PROBLEM:
Go through the lines below and tally those containing the string "title". Respond with the number only.

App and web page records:
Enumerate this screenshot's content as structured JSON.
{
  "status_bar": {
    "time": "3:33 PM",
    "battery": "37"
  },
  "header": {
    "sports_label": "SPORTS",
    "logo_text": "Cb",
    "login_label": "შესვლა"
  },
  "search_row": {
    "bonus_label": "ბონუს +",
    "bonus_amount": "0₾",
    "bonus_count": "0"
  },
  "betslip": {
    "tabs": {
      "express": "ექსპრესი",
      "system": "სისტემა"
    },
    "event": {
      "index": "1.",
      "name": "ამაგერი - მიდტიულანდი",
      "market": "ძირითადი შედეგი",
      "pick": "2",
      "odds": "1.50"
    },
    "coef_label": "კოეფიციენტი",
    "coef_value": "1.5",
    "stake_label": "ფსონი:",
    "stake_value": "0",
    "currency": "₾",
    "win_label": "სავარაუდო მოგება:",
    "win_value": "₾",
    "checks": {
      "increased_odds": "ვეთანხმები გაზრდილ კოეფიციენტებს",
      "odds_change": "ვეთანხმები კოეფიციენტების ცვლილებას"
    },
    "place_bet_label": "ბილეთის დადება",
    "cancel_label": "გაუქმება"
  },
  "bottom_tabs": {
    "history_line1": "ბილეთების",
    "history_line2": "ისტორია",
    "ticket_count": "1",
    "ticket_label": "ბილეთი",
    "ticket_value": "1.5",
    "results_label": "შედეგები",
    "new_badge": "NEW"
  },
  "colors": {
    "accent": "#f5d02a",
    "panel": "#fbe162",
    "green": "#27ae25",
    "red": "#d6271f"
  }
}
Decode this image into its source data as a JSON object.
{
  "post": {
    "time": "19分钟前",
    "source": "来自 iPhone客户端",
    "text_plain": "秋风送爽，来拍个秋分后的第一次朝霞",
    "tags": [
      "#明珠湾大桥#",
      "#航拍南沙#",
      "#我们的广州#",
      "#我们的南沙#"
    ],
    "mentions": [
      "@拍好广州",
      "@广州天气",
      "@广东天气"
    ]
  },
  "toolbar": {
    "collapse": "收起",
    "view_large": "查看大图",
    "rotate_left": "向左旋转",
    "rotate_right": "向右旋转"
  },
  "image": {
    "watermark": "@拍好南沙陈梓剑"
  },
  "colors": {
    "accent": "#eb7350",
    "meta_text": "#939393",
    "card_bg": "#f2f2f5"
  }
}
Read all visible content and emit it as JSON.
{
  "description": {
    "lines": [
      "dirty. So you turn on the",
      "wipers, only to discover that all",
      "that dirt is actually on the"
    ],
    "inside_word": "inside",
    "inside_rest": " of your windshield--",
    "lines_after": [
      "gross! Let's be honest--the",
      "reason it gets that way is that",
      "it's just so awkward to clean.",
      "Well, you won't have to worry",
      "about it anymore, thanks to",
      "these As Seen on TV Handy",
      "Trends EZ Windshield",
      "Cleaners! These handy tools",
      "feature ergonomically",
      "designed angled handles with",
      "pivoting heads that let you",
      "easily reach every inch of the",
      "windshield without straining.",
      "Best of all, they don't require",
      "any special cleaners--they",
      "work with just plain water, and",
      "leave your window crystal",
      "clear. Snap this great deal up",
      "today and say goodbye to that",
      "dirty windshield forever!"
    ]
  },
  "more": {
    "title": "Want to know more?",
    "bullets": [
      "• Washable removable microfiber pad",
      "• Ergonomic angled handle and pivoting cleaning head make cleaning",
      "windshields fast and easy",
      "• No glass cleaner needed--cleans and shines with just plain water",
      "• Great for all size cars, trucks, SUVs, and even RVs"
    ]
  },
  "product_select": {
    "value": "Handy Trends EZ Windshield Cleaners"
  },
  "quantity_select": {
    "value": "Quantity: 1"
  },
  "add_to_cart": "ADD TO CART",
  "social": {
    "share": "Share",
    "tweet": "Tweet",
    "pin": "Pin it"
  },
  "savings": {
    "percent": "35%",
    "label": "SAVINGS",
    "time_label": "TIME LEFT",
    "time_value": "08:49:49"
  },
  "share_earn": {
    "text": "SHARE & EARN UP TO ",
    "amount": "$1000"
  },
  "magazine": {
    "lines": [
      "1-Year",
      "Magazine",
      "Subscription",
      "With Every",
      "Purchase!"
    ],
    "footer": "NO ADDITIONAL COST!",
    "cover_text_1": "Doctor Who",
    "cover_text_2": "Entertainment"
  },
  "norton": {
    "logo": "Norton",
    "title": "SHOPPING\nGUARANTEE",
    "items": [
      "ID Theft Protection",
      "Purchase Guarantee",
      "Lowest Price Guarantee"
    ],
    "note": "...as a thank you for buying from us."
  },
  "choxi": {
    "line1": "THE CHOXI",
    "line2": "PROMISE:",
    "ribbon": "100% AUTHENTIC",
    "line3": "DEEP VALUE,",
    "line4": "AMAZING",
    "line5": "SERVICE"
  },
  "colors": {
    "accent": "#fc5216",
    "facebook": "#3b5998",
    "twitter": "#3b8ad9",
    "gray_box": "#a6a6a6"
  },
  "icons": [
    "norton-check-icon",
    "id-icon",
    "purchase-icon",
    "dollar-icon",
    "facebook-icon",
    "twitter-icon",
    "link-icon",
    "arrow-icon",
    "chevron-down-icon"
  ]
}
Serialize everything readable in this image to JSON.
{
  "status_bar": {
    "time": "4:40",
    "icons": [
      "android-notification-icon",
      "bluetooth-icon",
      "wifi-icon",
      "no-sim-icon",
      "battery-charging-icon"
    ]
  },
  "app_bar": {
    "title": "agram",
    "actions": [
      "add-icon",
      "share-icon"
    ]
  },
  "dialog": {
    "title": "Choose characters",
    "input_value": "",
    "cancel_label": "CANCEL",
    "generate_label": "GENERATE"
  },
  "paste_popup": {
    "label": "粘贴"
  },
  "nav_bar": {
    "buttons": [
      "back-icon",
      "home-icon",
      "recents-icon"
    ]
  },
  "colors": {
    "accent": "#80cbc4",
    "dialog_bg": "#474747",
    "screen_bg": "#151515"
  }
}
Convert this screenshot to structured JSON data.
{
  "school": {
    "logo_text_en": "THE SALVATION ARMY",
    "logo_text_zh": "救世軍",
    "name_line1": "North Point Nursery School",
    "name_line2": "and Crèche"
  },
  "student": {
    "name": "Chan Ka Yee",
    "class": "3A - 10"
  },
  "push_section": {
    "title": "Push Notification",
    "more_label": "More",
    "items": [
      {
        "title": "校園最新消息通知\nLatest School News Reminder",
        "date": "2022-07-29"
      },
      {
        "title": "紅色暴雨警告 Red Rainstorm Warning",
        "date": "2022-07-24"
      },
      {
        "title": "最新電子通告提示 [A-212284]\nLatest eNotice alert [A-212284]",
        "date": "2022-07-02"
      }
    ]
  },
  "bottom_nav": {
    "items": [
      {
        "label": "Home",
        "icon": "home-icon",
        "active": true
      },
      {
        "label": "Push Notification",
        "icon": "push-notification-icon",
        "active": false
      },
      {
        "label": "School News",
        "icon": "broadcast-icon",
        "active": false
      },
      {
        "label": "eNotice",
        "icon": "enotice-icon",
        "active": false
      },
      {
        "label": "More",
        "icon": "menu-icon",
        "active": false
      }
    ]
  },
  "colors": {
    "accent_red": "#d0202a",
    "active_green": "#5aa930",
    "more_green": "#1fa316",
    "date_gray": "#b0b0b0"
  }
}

PROBLEM SOLUTION:
8